> [Requirement]:
Print every record exactly, omitting all pictures.

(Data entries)
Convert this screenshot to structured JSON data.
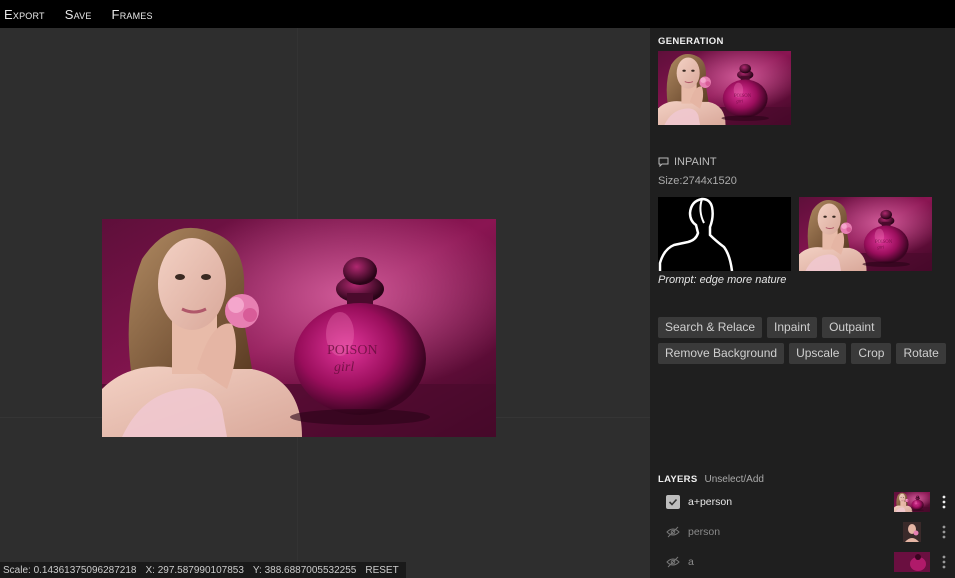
{
  "menu": {
    "export": "Export",
    "save": "Save",
    "frames": "Frames"
  },
  "status": {
    "scale": "Scale: 0.14361375096287218",
    "x": "X: 297.587990107853",
    "y": "Y: 388.6887005532255",
    "reset": "RESET"
  },
  "panel": {
    "generation_title": "GENERATION",
    "inpaint_label": "INPAINT",
    "size": "Size:2744x1520",
    "prompt": "Prompt: edge more nature",
    "tools_row1": [
      "Search & Relace",
      "Inpaint",
      "Outpaint"
    ],
    "tools_row2": [
      "Remove Background",
      "Upscale",
      "Crop",
      "Rotate"
    ]
  },
  "layers": {
    "title": "LAYERS",
    "action": "Unselect/Add",
    "items": [
      {
        "name": "a+person",
        "visible": true
      },
      {
        "name": "person",
        "visible": false
      },
      {
        "name": "a",
        "visible": false
      }
    ]
  },
  "colors": {
    "menubar": "#000000",
    "canvas": "#2e2e2e",
    "panel": "#1f1f1f",
    "button": "#3a3a3a",
    "magenta": "#a0155c"
  }
}
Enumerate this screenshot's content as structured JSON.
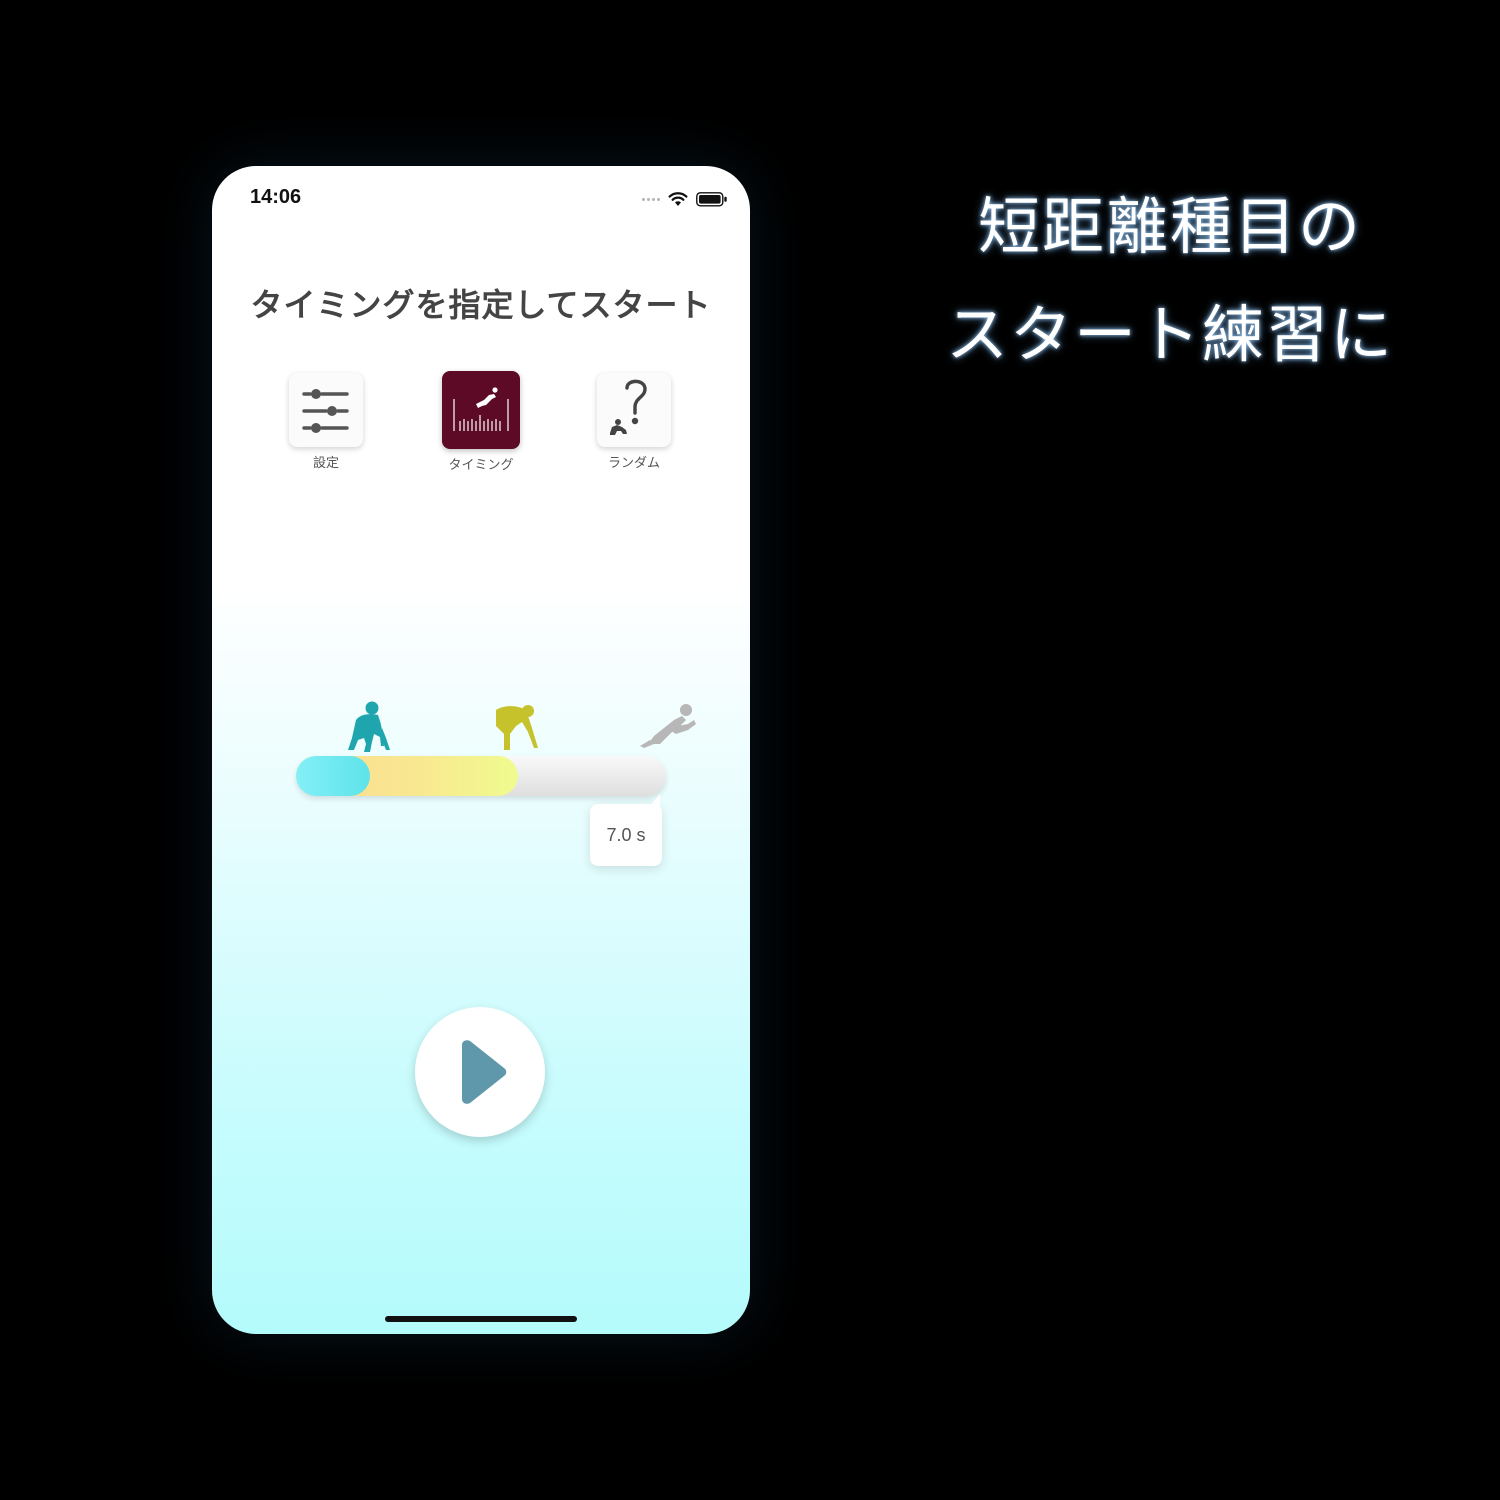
{
  "status_bar": {
    "time": "14:06"
  },
  "page_title": "タイミングを指定してスタート",
  "modes": [
    {
      "label": "設定",
      "icon": "sliders-icon",
      "active": false
    },
    {
      "label": "タイミング",
      "icon": "timing-runner-icon",
      "active": true
    },
    {
      "label": "ランダム",
      "icon": "random-question-icon",
      "active": false
    }
  ],
  "start_phases": [
    {
      "icon": "on-your-marks-runner-icon",
      "color": "#1ea5ad"
    },
    {
      "icon": "set-runner-icon",
      "color": "#c6c22c"
    },
    {
      "icon": "go-runner-icon",
      "color": "#b7b7b7"
    }
  ],
  "timing_slider": {
    "value_label": "7.0 s",
    "segment1_fraction": 0.2,
    "segment2_fraction": 0.6
  },
  "colors": {
    "active_mode": "#5c0a26",
    "play_icon": "#5f97ab",
    "segment1": "#5ee2ea",
    "segment2": "#f2ef90"
  },
  "caption": {
    "line1": "短距離種目の",
    "line2": "スタート練習に"
  }
}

> [Answer box]:
Convert this screenshot to structured JSON data.
{
  "menu": {
    "export": "Export",
    "save": "Save",
    "frames": "Frames"
  },
  "status": {
    "scale": "Scale: 0.14361375096287218",
    "x": "X: 297.587990107853",
    "y": "Y: 388.6887005532255",
    "reset": "RESET"
  },
  "panel": {
    "generation_title": "GENERATION",
    "inpaint_label": "INPAINT",
    "size": "Size:2744x1520",
    "prompt": "Prompt: edge more nature",
    "tools_row1": [
      "Search & Relace",
      "Inpaint",
      "Outpaint"
    ],
    "tools_row2": [
      "Remove Background",
      "Upscale",
      "Crop",
      "Rotate"
    ]
  },
  "layers": {
    "title": "LAYERS",
    "action": "Unselect/Add",
    "items": [
      {
        "name": "a+person",
        "visible": true
      },
      {
        "name": "person",
        "visible": false
      },
      {
        "name": "a",
        "visible": false
      }
    ]
  },
  "colors": {
    "menubar": "#000000",
    "canvas": "#2e2e2e",
    "panel": "#1f1f1f",
    "button": "#3a3a3a",
    "magenta": "#a0155c"
  }
}
Enumerate this screenshot's content as structured JSON.
{
  "status_bar": {
    "time": "14:06"
  },
  "page_title": "タイミングを指定してスタート",
  "modes": [
    {
      "label": "設定",
      "icon": "sliders-icon",
      "active": false
    },
    {
      "label": "タイミング",
      "icon": "timing-runner-icon",
      "active": true
    },
    {
      "label": "ランダム",
      "icon": "random-question-icon",
      "active": false
    }
  ],
  "start_phases": [
    {
      "icon": "on-your-marks-runner-icon",
      "color": "#1ea5ad"
    },
    {
      "icon": "set-runner-icon",
      "color": "#c6c22c"
    },
    {
      "icon": "go-runner-icon",
      "color": "#b7b7b7"
    }
  ],
  "timing_slider": {
    "value_label": "7.0 s",
    "segment1_fraction": 0.2,
    "segment2_fraction": 0.6
  },
  "colors": {
    "active_mode": "#5c0a26",
    "play_icon": "#5f97ab",
    "segment1": "#5ee2ea",
    "segment2": "#f2ef90"
  },
  "caption": {
    "line1": "短距離種目の",
    "line2": "スタート練習に"
  }
}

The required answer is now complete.